--- Goal of the exercise ---
Each line of the records below that holds "звери" should be returned.

*** Opening of Excerpted data ***

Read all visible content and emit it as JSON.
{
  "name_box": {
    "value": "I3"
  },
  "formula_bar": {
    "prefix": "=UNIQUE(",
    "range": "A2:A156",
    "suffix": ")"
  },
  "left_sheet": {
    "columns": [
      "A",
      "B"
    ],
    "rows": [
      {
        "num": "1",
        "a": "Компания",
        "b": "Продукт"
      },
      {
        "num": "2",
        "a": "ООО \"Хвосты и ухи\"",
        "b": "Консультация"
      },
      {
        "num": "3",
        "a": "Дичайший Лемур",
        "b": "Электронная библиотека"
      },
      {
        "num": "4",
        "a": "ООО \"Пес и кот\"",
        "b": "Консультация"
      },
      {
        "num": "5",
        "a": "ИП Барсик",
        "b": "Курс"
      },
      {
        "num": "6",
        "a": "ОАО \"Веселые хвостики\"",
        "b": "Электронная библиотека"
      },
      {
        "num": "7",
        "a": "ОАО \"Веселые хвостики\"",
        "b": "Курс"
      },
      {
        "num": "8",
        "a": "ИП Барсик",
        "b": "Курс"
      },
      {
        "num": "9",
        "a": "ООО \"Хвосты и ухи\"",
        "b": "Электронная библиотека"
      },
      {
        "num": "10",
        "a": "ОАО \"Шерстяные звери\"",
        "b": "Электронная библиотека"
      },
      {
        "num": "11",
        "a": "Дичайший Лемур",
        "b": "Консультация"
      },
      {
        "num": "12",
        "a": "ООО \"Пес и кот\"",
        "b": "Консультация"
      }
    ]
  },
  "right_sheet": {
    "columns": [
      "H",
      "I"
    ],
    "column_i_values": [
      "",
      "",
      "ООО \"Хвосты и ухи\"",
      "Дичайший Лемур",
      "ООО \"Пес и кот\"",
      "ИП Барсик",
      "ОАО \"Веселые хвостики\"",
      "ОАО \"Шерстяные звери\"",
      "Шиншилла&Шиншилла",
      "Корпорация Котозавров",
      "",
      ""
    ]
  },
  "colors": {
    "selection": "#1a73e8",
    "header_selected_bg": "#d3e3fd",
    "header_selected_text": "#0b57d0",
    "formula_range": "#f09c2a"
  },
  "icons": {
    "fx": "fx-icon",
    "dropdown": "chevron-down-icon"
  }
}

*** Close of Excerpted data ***

--- Output of the exercise ---
        "a": "ОАО \"Шерстяные звери\"",
      "ОАО \"Шерстяные звери\"",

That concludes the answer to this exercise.